There is evidence that the UK has already used this economic integration, likely facilitated by close cultural ties, to forge cooperation. The UK government and Michigan signed a Memorandum of Understanding in 2018 “Share data, hold meetings, workshops, and conferences, share best practices, and develop new programs” in relation to the automotive industry. The unique London draw made possible a sub-national agreement with Chicago on financial services and technology. The London-Chicago deal builds on the fact that London has attracted more Chicago-based companies than any other European city over the past decade. When the agreement was signed, then-Mayor of Chicago, Rahm Emmanuel, noted “The economic and cultural partnerships between Chicago and London have resulted in unprecedented investment and job creation on both sides.” On the basis of cooperative economic agreements, it will of course be easier for Britain to expand its sphere of influence in the US. Here, too, there are signs of state and city appetite: Britain and Texas have reached an agreement ‘Bio bridge‘ focus on innovation in medicine and life sciences; Tourism agreements exist between Manchester and New York. and Aberdeen and Utah through academic collaboration. Scotland and California have now signed an agreement to work together to cope with the climate emergency.
It is clear that by building a patchwork of sub-national agreements, progress is being made towards meeting the UK’s key objectives– –from financial services and a radical overhaul of the automotive sector to innovations in life sciences– –Britain is better able to isolate itself from unsympathetic or uncooperative presidents. The fact that Boris Johnson‘s GOvernment worked to set up a special working group on economic relations with President Trump, which ultimately was rudderless, aroused no US interest at the highest level, and no longer existed without significant success. This shows how important this approach could be. So it is imperative that the UK does not forget the lessons of Trump just because it receives a warmer reception from President Biden. Instead, this more collaborative environment in Whitehall should inspire enthusiasm to refocus on the US and deepen what already exists subnational Ties while resources are invested– –through the Foreign, Commonwealth and Development Office, the Department of International Trade, and likely its security and defense operations– –Expansion of the presence of hard and soft power throughout the US system.
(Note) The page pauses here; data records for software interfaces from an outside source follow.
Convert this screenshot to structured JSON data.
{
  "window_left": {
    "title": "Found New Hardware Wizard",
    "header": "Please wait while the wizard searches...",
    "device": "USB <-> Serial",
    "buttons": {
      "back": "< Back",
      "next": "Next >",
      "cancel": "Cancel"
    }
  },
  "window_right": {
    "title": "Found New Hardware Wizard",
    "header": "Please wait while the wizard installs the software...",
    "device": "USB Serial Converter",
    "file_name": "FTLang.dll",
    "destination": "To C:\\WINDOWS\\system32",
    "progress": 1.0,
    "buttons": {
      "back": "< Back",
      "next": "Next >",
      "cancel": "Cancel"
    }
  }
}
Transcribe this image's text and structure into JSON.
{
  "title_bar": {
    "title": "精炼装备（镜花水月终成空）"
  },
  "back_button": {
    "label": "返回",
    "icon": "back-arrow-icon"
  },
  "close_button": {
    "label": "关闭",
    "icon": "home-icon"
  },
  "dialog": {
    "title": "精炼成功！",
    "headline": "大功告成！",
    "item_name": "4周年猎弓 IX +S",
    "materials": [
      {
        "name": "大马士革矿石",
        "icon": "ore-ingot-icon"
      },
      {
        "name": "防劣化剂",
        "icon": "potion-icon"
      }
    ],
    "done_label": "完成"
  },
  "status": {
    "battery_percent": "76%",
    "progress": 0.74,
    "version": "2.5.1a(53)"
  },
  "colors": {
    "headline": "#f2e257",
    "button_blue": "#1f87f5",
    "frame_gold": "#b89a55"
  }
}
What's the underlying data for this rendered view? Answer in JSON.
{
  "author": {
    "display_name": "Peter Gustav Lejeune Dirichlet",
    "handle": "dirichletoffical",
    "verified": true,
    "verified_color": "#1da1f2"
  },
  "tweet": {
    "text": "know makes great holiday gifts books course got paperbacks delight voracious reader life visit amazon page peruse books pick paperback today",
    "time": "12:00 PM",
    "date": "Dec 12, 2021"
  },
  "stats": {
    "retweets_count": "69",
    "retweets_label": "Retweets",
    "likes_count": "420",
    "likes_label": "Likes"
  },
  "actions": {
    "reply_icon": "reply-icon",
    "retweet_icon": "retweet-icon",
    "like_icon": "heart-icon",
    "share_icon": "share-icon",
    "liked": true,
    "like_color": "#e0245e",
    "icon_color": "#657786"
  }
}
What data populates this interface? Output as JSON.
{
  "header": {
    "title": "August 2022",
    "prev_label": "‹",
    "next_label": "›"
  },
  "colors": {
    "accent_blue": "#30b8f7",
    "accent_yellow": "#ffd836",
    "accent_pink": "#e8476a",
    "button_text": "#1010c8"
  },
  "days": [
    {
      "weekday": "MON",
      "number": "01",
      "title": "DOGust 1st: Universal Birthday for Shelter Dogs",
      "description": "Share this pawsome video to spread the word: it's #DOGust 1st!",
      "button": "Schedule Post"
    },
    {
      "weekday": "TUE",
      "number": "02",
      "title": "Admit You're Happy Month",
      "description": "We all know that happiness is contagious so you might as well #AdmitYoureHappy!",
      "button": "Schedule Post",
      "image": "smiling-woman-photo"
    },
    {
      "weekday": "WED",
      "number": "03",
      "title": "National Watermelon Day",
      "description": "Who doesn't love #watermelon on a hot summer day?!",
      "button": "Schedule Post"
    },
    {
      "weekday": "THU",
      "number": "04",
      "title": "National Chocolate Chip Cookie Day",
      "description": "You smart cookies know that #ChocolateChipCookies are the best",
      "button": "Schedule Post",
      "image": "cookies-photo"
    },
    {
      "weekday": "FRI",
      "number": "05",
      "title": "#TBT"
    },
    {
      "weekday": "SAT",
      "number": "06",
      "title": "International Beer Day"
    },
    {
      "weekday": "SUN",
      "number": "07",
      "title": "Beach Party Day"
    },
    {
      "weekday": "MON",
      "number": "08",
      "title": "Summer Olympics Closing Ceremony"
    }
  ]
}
Avoiding a purely centralized government orientation can and should be a blueprint for Britain‘s approach to federal systems around the world. Again, there is evidence that this is already happening. In 2013 the United Kingdom signed a memorandum of understanding with the Brazilian city of Sao Paulo, Education, prison administration, trade, transparency and the environment. London and the Bavarian state are also dependent on economic relationships. But given the size of the current Prime Minister‘s Global Britain’s ambitions, the leadership opportunities that will emerge from the COP27 and G7 presidencies, as well as from the UK‘With the substantial resources of the Special Envoy, the diplomatic service and willing commercial outsiders, there is no need for a state approach to Britain‘International engagement should not be extended beyond federal centers in partners such as Canada, Australia, Germany and Brazil.